Yep, there’s plenty of political stuff floating around, isn’t there, but most of it is pure hot air. After this last week that we’ve just experienced, I suppose that it isn’t surprising but it is amusing to see both Republican and Democratic Party officials reaching desperately here and there for something solid to hold on to.
Even the winning Republicans are trying to find one coherent message. If the GOP House leadership wants to reduce the size of government, where are they going to start? I’d start with the Pentagon and then move to Afghanistan, but that’s liberal, old me. It sounds to me as if we’ll be hearing and talking about how to shave the Health Care Plan, most of which hasn’t yet even gone into effect.

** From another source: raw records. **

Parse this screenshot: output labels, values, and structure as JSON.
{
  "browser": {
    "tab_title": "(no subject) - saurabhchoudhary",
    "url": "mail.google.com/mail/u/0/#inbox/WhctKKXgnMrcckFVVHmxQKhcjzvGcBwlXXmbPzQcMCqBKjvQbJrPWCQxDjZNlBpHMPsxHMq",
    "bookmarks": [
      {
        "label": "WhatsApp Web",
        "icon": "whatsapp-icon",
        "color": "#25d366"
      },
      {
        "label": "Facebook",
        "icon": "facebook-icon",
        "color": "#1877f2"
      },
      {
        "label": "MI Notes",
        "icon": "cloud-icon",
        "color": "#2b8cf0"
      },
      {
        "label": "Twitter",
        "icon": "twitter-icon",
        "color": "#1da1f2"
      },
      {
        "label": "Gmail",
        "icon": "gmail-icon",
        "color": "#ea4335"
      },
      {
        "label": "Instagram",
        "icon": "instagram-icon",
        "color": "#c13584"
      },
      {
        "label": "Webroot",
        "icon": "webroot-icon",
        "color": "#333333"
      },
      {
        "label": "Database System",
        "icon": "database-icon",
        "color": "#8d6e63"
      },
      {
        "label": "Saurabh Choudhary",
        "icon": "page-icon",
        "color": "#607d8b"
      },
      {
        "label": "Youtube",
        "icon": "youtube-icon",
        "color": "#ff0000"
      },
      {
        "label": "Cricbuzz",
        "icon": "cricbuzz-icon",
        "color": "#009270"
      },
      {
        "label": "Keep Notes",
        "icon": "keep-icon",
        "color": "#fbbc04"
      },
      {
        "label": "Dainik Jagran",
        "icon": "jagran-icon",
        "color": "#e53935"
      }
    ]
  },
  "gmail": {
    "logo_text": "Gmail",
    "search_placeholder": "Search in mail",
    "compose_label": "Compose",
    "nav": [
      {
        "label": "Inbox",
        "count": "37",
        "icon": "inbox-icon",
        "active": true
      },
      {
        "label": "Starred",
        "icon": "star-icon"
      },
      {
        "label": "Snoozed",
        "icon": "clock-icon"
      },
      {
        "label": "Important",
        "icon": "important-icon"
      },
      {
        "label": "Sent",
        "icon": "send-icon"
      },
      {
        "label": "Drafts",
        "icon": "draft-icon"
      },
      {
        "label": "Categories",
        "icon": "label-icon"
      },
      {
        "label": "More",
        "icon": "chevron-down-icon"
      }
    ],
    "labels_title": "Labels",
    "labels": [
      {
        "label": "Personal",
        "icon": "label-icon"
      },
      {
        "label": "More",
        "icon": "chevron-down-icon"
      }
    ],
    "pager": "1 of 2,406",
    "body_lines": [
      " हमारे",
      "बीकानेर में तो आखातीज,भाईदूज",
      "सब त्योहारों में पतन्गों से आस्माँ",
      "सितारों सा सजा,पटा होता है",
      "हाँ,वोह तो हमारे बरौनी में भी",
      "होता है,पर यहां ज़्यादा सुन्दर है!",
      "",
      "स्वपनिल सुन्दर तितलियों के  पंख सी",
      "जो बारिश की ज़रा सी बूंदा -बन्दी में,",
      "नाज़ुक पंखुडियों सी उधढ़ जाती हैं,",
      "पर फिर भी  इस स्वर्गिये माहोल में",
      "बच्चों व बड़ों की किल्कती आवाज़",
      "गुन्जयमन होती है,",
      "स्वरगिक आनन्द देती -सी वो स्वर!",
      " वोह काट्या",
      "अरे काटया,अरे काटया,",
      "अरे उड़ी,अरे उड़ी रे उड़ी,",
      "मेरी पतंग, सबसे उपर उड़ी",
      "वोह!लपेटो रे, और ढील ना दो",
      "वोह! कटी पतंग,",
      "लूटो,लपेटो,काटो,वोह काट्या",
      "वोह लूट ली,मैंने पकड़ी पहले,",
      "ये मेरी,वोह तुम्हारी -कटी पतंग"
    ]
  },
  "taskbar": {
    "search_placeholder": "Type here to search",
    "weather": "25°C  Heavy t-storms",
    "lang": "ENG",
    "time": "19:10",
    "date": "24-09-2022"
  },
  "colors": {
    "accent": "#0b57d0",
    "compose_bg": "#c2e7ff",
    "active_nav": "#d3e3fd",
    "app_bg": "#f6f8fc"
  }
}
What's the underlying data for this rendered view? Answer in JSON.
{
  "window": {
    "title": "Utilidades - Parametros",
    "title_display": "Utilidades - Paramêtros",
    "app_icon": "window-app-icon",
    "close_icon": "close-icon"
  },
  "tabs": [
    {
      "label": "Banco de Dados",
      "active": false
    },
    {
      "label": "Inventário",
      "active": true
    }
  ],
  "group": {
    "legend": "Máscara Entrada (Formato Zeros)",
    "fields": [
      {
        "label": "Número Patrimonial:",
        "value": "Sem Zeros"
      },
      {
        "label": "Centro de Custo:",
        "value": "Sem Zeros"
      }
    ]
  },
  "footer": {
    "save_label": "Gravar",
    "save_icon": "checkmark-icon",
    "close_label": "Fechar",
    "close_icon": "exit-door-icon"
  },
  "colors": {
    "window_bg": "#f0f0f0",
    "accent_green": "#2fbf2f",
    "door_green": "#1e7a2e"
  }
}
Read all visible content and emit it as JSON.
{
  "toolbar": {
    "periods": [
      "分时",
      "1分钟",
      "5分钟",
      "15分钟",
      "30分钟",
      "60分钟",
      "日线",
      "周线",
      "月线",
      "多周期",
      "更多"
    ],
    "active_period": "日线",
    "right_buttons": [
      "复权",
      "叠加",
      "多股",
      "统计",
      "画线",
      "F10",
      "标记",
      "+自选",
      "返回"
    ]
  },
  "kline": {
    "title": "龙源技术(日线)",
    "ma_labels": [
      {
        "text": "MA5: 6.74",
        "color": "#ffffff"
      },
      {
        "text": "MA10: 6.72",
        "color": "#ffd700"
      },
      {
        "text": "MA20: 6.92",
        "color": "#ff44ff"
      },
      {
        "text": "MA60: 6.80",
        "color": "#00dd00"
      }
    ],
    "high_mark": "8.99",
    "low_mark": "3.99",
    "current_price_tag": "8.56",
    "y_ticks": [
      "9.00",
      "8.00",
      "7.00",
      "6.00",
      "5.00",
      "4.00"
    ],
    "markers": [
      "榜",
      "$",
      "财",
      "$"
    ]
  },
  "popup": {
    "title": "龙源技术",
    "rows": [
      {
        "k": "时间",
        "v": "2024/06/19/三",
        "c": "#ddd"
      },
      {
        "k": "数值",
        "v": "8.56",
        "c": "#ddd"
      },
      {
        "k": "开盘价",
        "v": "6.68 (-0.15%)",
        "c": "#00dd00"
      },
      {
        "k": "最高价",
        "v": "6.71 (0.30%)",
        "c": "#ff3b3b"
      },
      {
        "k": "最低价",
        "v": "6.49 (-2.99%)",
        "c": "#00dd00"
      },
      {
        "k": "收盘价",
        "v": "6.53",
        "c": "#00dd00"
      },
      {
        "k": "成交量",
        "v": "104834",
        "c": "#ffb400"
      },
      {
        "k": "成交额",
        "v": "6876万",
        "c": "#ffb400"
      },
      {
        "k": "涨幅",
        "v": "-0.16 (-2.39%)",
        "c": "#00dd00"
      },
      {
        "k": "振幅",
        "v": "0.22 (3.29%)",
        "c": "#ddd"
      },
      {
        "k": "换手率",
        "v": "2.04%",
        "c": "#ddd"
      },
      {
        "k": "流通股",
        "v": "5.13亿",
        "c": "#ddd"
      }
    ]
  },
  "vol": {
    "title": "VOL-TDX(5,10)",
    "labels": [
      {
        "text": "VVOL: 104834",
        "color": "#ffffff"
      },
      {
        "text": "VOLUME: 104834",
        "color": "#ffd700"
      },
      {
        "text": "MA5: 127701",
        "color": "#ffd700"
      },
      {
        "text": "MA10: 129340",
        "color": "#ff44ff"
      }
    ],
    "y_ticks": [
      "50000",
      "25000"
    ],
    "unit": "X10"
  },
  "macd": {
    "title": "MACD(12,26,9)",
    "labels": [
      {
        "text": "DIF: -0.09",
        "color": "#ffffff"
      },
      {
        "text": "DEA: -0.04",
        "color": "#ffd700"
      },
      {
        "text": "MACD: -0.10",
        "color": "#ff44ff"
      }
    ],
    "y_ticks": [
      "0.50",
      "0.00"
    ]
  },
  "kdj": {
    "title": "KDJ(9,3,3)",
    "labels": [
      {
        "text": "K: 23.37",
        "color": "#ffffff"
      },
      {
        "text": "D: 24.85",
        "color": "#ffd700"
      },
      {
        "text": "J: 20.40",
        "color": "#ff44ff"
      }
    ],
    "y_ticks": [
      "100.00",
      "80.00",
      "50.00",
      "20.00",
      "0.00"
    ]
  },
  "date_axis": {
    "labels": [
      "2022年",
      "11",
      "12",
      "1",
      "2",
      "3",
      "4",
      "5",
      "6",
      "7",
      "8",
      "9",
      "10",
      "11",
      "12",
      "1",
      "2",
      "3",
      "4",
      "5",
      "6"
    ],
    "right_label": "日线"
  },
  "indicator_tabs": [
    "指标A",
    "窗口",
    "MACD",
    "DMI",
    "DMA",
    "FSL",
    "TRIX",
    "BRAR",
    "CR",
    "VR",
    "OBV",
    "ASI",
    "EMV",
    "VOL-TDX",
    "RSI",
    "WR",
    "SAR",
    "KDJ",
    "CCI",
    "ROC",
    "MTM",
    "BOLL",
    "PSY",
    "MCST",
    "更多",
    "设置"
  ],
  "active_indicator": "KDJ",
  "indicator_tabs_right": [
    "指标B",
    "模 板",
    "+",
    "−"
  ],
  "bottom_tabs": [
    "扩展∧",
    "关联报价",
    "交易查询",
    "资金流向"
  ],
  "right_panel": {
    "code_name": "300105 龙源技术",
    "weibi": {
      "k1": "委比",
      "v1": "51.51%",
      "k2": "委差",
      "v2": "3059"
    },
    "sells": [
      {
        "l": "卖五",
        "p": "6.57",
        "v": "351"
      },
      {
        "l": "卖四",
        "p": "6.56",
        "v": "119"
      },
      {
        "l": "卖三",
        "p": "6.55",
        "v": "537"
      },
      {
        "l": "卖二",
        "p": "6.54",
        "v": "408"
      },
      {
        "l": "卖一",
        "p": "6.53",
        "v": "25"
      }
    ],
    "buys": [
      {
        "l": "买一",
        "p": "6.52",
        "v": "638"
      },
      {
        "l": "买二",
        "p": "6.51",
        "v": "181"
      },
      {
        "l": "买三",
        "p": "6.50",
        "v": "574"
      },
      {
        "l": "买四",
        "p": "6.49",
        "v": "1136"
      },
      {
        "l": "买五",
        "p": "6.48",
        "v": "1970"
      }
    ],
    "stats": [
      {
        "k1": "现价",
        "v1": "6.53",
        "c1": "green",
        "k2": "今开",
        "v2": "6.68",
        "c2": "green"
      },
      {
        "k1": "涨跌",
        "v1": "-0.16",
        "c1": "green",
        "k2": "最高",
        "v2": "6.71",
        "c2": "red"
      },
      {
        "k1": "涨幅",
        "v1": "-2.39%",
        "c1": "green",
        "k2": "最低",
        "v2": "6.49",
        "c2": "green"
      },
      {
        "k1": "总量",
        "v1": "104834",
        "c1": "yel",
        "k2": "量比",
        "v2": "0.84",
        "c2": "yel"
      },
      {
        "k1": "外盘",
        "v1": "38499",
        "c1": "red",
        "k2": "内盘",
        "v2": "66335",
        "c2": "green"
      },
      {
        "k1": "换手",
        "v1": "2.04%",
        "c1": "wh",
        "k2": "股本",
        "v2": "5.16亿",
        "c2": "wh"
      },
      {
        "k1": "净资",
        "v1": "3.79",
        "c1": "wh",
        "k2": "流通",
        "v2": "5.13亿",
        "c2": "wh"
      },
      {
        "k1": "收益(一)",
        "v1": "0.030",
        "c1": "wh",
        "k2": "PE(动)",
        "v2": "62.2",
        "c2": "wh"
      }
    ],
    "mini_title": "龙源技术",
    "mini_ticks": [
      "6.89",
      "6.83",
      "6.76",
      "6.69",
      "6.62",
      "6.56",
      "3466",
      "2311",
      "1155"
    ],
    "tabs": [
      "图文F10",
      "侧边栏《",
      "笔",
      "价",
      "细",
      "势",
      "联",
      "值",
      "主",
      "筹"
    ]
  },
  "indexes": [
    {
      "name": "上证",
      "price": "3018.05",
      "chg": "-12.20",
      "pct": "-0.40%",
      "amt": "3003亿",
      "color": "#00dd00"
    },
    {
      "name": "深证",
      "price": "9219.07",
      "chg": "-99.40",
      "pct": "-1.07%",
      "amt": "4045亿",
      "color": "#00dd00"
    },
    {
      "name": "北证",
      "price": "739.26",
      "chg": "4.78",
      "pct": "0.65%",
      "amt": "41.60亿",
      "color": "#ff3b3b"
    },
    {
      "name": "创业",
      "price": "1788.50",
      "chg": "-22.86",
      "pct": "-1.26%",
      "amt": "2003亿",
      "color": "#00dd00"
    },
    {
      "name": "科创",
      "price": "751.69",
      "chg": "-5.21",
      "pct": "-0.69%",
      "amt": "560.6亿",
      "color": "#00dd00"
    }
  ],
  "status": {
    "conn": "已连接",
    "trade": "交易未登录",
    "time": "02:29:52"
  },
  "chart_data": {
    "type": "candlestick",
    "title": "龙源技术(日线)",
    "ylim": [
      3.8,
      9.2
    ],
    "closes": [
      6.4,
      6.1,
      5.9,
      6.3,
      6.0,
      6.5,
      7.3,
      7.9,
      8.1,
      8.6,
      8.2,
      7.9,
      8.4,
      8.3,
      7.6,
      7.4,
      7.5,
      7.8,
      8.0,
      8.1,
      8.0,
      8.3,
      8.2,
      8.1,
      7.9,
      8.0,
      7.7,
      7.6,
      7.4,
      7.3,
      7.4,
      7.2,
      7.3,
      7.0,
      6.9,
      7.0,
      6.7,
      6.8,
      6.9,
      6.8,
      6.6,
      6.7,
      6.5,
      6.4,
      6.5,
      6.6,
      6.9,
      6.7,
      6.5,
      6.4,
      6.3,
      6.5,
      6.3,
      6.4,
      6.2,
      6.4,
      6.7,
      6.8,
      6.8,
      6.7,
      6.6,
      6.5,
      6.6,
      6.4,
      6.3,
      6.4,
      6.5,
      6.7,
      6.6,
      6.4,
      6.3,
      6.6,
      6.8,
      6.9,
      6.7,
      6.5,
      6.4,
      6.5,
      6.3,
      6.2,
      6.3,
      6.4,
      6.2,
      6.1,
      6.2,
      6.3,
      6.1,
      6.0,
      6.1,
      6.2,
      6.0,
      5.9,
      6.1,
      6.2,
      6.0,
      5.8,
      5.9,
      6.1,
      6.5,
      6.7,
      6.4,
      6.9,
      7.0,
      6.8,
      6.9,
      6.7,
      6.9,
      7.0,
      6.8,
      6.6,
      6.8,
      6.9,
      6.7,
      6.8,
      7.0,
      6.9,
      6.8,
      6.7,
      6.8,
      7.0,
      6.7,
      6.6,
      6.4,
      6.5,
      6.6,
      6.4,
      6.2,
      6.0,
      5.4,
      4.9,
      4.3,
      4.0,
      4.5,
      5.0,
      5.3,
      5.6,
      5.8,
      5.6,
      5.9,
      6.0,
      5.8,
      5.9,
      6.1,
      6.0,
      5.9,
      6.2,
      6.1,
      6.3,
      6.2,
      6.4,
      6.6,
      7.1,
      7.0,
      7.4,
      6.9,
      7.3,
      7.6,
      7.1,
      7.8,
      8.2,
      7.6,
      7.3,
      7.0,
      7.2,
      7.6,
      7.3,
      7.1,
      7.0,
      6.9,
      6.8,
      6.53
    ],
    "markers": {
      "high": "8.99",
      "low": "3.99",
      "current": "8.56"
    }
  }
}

The poor GOP has its own internal headaches, not the least of which is Sarah Palin. Her meddling “endorsements” of those whacky Senate Tea Party candidates, such as Christine O’Donnell instead of the electable Mike Castle in Delaware, Sharon Angle instead of the moderate, Sue Lowden in Nevada, and even Palin's hand-picked Joe Miller in Alaska, probably cost the Republicans control of the Senate. Ha. Ha.
Now, as both Murkowski and Miller are gathering forces with attorneys and money to fight each other over the Murkowski write-in ballots, the Republicans seem to be offering Miller money for lawyering up. [Here] Hey, I wonder when Murkowski will be disgusted enough with the GOP leadership to bolt to the Dems and caucus with them? Interesting, eh? It probably won’t happen but it is nice to think about, isn’t it?
The New York Times had a fascinating Op-Ed piece this week reminding us that the current political turnaround of the House in a midterm Congressional election is not the overwhelmingly revolutionary political activity that the press would have us think. The author/historian David M. Kennedy reminds us that the House of Representatives is designed by the Constitution to reflect most closely the current political will and any wind of change.
Kennedy also suggests that our recent politically turbulent time is somewhat like the Gilded Age: [Here]
But the political instability of our own time pales when compared with the late 19th century. In the Gilded Age the American ship of state pitched and yawed on a howling sea of electoral turbulence. For decades on end, “divided government” was the norm. In only 12 of the 30 years after 1870 did the same party control the House, the Senate and the White House.I guess we should be grateful that we haven’t yet plowed through as many years of political turmoil as the 30 years author Kennedy mentioned. However, there are some similarities between today and the Gilded Age in that no strong Presidential leadership has yet to emerge. Perhaps the current WH will learn some lessons and act more intelligently than it has so far. We can always hope...
In the meantime, we have other urgent fundamental questions which will take compassionate and intelligent leadership as well as political talent to solve. A partial list of those questions are:
What are the limits of a corporation’s power to manipulate the political process for its own selfish gain?
Should, in fact, a corporation be given the rights and privileges that a citizen enjoys?
What corporate regulations are necessary for a nation to remain a democracy?
What responsibilities, if any, do “we the people” have to the poor, the sick, the feeble, the elderly--even to the less gifted?
This is quite a list and we best be getting on to solve them. The time for dancing is over and the time for a White House cleaning should begin. Sober and direct talking to the American people would be a good start. Throw out the damned teleprompter, too, and start talking from the heart, not the chin...